What is required: List each line of the data in which the string "icon" appears.

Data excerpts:
______

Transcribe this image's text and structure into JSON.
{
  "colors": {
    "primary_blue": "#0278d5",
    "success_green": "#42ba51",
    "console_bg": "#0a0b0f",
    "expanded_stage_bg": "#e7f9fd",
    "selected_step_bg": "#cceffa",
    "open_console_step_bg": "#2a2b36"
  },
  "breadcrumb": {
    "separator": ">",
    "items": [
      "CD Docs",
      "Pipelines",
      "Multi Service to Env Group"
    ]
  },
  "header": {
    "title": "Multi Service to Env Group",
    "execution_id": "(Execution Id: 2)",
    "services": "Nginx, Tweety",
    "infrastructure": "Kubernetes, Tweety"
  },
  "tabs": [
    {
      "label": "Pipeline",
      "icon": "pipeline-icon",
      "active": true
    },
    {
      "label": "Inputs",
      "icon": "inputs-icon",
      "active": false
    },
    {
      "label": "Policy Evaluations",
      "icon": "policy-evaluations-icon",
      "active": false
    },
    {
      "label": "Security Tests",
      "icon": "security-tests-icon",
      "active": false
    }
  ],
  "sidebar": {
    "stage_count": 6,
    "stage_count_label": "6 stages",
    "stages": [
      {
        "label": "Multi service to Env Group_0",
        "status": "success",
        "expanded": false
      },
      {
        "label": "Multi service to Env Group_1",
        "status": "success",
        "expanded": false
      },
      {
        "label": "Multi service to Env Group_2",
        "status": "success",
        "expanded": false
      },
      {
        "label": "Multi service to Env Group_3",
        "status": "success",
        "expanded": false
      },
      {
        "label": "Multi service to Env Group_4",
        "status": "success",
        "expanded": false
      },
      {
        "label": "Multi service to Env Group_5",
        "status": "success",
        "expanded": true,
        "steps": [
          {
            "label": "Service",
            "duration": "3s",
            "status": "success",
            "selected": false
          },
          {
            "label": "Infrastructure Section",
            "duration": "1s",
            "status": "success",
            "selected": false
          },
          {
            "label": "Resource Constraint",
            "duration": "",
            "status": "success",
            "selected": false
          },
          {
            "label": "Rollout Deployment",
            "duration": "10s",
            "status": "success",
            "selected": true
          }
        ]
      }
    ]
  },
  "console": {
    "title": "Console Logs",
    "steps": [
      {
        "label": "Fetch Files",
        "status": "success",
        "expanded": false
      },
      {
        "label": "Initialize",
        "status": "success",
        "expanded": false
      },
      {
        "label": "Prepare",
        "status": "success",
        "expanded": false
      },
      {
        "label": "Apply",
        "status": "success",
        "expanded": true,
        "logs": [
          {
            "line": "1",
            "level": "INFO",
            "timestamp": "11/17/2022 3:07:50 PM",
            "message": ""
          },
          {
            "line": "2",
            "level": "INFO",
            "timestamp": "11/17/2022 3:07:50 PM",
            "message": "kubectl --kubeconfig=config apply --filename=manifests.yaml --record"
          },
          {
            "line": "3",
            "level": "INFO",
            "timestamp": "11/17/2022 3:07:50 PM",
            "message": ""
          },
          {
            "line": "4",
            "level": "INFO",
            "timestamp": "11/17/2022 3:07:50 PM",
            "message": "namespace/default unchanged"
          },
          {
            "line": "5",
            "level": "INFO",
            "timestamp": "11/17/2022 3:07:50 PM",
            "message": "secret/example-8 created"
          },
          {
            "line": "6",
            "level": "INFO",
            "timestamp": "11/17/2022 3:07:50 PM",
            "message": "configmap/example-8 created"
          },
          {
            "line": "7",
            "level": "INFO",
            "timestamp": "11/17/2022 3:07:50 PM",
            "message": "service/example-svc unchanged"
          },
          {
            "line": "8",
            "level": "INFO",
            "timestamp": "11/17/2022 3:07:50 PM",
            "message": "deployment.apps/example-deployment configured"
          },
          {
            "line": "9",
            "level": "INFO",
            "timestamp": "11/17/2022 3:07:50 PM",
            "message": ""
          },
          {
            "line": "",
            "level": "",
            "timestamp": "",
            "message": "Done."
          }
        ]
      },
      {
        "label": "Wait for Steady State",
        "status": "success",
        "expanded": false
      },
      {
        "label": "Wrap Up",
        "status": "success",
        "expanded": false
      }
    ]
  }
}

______

Output for this task:
      "icon": "pipeline-icon",
      "icon": "inputs-icon",
      "icon": "policy-evaluations-icon",
      "icon": "security-tests-icon",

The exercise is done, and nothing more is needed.